#### YOUR TASK:
Scan the entries that follow and work out how many lines contain "title". Give the number and nothing else.

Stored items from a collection
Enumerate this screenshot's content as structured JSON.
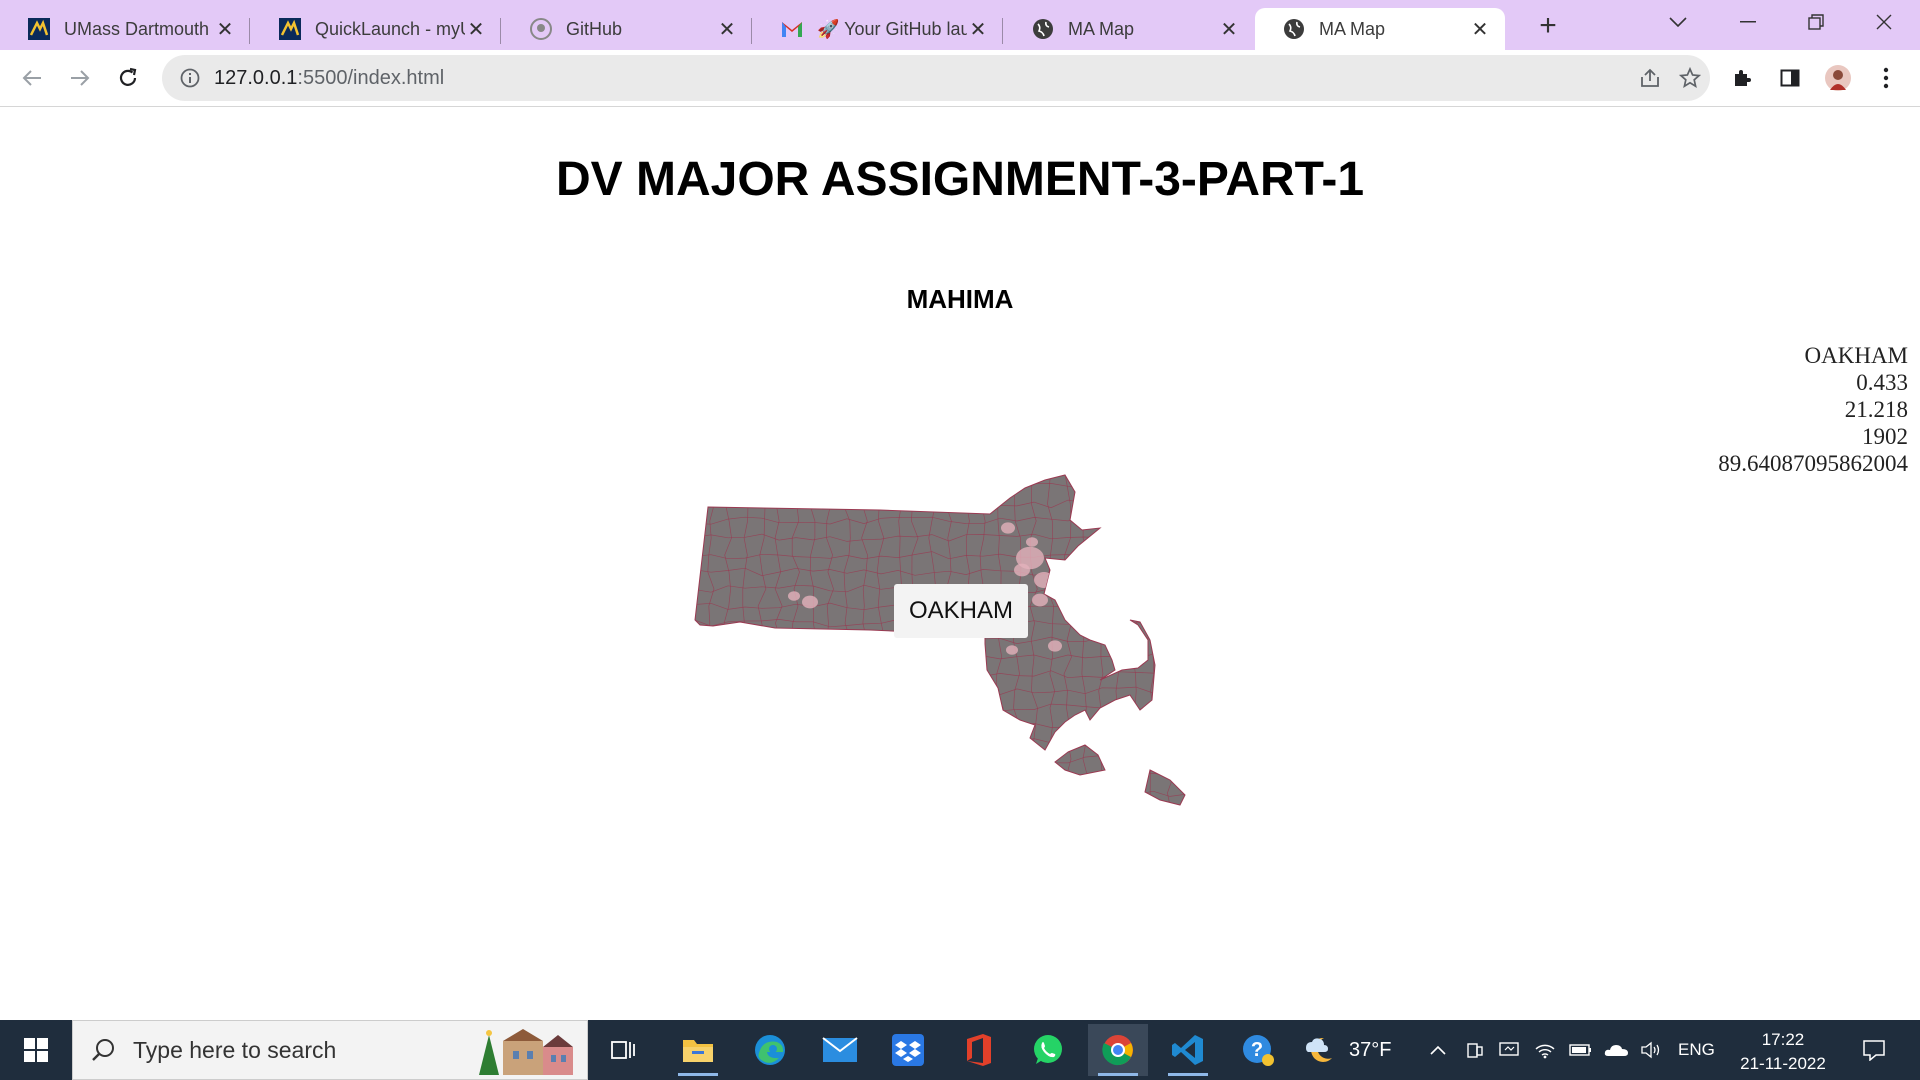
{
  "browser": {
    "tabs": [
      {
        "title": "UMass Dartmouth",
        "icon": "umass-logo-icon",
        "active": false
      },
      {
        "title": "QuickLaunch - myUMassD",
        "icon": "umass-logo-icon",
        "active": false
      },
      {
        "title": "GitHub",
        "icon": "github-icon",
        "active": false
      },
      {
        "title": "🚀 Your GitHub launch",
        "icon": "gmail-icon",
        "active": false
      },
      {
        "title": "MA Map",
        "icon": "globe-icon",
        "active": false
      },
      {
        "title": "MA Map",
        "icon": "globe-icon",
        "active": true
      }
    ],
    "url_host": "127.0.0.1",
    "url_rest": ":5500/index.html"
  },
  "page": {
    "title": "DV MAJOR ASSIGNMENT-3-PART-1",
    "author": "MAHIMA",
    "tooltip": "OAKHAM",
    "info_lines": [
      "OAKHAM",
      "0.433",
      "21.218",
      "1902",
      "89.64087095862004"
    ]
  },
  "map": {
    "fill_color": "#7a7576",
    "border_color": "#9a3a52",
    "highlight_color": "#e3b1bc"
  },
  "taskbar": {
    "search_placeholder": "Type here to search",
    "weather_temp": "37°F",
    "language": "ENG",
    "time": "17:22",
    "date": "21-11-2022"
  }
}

#### ANSWER AREA:
7